TO DO: What is needed is every line of the data that includes the word "size". Please copy each one.

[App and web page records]
++++++++++
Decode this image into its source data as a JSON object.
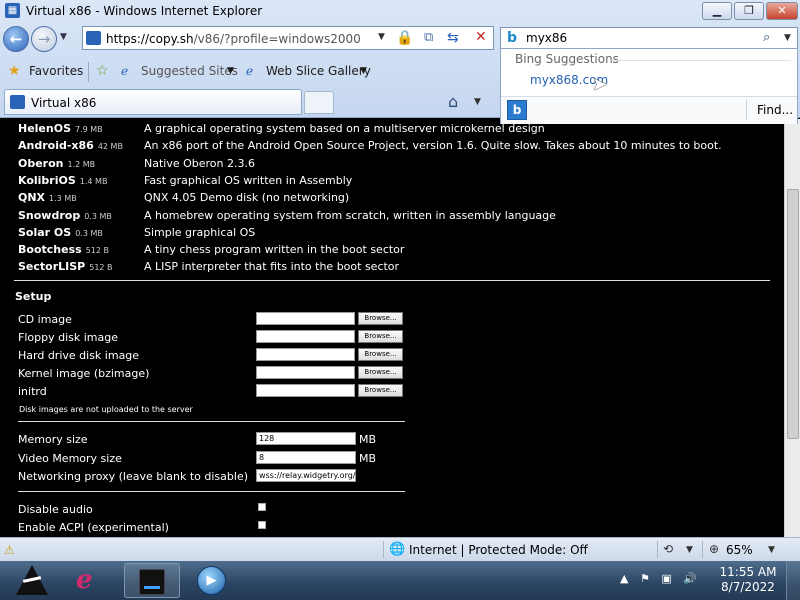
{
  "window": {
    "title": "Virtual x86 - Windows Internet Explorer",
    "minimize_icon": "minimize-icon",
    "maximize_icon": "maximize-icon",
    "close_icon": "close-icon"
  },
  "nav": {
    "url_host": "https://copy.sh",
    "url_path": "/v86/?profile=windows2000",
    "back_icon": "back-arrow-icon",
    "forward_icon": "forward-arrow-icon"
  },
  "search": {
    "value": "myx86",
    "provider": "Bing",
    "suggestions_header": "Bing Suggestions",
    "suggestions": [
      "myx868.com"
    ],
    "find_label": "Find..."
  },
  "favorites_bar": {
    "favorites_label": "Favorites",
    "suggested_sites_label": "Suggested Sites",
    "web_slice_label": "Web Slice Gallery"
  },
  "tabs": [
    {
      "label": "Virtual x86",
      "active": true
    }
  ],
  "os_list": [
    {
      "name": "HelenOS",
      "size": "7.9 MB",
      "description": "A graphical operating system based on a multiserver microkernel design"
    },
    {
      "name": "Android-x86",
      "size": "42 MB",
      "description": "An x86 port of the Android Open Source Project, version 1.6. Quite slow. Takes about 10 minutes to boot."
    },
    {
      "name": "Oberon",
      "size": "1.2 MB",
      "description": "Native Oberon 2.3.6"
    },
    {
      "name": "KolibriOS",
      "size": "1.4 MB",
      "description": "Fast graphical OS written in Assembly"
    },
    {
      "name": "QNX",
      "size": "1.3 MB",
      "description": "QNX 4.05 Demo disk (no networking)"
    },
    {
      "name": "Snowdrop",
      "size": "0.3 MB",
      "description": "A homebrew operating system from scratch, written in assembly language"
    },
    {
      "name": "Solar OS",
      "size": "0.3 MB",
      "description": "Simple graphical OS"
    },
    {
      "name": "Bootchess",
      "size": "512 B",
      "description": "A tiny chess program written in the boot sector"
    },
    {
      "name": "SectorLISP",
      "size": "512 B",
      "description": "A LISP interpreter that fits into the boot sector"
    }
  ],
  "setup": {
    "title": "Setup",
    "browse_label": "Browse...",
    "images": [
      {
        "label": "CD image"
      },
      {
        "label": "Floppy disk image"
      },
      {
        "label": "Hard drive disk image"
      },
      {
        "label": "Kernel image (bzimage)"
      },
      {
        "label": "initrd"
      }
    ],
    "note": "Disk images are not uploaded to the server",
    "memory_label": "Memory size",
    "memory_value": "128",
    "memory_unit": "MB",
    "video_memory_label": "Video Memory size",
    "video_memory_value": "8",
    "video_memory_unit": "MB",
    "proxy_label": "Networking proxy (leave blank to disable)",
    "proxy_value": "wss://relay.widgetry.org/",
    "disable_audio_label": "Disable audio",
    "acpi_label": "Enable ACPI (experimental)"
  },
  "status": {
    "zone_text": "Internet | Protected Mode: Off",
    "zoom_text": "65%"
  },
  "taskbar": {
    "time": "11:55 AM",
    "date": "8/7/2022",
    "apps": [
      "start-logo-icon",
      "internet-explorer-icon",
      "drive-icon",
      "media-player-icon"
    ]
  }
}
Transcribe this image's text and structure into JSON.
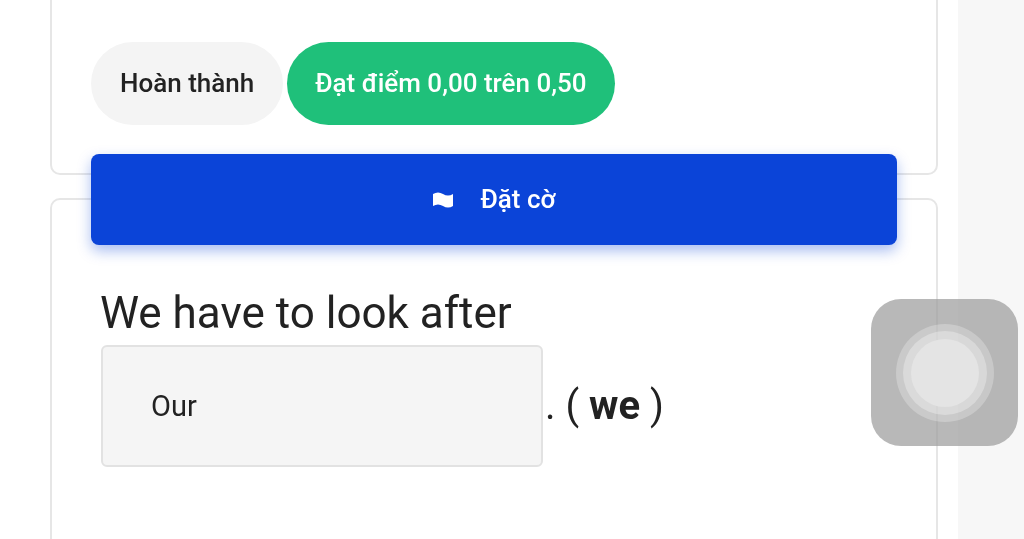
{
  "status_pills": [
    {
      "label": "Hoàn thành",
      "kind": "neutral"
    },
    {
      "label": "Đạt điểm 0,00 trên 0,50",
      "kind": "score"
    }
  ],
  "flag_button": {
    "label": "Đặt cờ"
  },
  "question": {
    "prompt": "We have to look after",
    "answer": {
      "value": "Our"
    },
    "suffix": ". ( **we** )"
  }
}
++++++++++
WRITTEN ANSWER:
      "size": "7.9 MB",
      "size": "42 MB",
      "size": "1.2 MB",
      "size": "1.4 MB",
      "size": "1.3 MB",
      "size": "0.3 MB",
      "size": "0.3 MB",
      "size": "512 B",
      "size": "512 B",
    "memory_label": "Memory size",
    "video_memory_label": "Video Memory size",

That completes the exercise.